:: DESCRIPTION OF THE TASK ::
From the entries that follow, copy each line containing the word "name".

:: EXTRACTED INFORMATION ::
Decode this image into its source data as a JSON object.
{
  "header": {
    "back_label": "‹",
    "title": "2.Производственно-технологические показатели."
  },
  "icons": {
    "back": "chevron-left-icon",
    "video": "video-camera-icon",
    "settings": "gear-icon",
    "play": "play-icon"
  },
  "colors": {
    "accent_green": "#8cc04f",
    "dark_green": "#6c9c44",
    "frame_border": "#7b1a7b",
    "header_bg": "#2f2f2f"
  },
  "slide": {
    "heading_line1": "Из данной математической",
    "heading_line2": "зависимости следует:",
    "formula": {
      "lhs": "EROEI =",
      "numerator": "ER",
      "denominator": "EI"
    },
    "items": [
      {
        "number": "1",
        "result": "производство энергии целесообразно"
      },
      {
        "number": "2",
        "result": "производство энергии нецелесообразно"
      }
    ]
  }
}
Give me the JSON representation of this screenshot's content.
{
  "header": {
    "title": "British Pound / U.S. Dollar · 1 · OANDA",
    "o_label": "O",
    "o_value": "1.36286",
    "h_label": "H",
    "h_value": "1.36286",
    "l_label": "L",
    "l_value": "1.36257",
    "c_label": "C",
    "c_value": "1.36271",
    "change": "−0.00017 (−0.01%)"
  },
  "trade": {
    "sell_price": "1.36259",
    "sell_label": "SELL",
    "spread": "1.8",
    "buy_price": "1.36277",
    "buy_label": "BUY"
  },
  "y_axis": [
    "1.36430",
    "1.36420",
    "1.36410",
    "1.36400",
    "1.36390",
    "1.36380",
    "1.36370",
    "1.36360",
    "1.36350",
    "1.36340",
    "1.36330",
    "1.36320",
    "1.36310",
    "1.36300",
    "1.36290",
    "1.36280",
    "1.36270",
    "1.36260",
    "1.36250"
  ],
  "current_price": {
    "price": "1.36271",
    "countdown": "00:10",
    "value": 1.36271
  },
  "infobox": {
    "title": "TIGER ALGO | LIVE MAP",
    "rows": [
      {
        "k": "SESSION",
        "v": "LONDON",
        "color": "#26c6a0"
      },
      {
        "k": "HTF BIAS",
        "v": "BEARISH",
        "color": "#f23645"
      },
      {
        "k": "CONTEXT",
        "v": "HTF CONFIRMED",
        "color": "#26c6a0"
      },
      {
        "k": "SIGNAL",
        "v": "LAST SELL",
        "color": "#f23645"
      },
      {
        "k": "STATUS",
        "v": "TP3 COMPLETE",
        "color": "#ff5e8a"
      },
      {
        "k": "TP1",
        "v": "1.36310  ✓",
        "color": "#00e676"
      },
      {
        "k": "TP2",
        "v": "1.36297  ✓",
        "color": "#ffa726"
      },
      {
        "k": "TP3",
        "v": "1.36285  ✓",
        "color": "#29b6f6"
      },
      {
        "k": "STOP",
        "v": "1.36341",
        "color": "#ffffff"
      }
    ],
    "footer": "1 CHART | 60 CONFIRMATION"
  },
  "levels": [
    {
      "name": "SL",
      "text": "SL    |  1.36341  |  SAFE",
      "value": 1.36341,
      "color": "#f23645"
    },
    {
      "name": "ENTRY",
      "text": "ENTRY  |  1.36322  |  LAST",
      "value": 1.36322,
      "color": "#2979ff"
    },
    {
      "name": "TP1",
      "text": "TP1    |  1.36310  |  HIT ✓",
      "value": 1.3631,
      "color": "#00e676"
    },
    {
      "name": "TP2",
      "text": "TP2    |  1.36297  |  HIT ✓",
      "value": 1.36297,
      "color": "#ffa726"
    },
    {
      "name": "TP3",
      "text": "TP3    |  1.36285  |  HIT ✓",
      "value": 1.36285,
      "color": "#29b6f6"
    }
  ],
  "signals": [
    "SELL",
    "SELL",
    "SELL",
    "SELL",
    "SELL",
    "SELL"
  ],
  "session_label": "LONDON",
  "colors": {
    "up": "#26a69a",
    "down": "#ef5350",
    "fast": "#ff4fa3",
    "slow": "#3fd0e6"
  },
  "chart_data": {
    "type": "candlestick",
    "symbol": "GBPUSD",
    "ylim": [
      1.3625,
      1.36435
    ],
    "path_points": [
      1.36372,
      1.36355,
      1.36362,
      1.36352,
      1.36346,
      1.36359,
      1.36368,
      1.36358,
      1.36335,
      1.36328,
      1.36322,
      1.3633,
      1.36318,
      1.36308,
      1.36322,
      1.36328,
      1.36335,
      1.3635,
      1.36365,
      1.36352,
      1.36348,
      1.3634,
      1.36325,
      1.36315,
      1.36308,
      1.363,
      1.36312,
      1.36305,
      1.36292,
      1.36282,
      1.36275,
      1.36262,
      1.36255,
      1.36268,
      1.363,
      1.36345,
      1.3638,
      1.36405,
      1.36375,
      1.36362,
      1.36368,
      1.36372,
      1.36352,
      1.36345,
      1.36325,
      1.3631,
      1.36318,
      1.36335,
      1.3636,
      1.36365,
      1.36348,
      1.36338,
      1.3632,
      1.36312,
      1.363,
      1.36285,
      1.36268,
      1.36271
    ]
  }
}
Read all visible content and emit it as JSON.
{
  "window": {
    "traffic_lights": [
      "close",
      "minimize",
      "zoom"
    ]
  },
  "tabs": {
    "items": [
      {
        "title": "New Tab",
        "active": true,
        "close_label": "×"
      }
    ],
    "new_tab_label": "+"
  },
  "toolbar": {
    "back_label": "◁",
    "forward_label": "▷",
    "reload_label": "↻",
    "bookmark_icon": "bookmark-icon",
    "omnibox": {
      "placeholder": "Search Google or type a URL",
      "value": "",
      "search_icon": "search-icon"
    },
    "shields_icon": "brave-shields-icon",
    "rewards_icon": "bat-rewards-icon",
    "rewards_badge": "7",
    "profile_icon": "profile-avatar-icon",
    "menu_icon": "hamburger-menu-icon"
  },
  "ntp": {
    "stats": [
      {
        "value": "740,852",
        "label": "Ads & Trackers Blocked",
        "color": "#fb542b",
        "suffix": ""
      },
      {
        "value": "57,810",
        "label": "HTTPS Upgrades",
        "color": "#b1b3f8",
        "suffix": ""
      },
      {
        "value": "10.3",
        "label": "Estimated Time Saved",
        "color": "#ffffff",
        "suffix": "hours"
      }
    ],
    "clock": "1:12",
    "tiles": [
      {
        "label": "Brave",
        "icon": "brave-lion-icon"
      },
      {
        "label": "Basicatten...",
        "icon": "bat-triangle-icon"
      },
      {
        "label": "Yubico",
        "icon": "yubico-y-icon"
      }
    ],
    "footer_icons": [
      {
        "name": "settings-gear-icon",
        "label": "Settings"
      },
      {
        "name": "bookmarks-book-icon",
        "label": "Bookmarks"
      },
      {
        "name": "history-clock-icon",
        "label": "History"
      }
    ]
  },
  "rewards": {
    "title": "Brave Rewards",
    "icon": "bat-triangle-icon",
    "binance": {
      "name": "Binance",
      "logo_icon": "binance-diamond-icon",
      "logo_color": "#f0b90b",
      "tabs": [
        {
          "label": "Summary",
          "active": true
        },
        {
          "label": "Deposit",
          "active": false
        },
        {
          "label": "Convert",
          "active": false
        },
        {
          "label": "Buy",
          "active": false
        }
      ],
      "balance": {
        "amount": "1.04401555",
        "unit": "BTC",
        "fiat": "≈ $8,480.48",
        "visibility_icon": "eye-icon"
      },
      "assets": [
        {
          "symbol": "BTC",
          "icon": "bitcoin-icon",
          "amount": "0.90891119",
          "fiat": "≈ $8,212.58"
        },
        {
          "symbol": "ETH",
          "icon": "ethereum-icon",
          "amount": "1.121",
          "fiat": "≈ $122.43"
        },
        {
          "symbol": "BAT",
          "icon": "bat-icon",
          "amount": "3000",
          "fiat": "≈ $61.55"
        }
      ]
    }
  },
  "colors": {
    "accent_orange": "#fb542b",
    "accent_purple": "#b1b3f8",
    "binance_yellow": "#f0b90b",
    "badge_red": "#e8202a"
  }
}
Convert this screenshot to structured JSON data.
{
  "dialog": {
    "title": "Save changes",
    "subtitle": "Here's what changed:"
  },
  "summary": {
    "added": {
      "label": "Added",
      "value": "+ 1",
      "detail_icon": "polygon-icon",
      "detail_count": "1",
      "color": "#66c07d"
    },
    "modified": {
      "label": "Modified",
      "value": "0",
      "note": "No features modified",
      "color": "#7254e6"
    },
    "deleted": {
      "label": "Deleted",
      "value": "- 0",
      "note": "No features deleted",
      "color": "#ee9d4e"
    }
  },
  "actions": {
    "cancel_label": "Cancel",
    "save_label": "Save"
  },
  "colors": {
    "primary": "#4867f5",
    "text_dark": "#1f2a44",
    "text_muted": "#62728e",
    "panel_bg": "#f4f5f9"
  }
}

:: WRITTEN ANSWER ::
      "name": "SL",
      "name": "ENTRY",
      "name": "TP1",
      "name": "TP2",
      "name": "TP3",
        "name": "settings-gear-icon",
        "name": "bookmarks-book-icon",
        "name": "history-clock-icon",
      "name": "Binance",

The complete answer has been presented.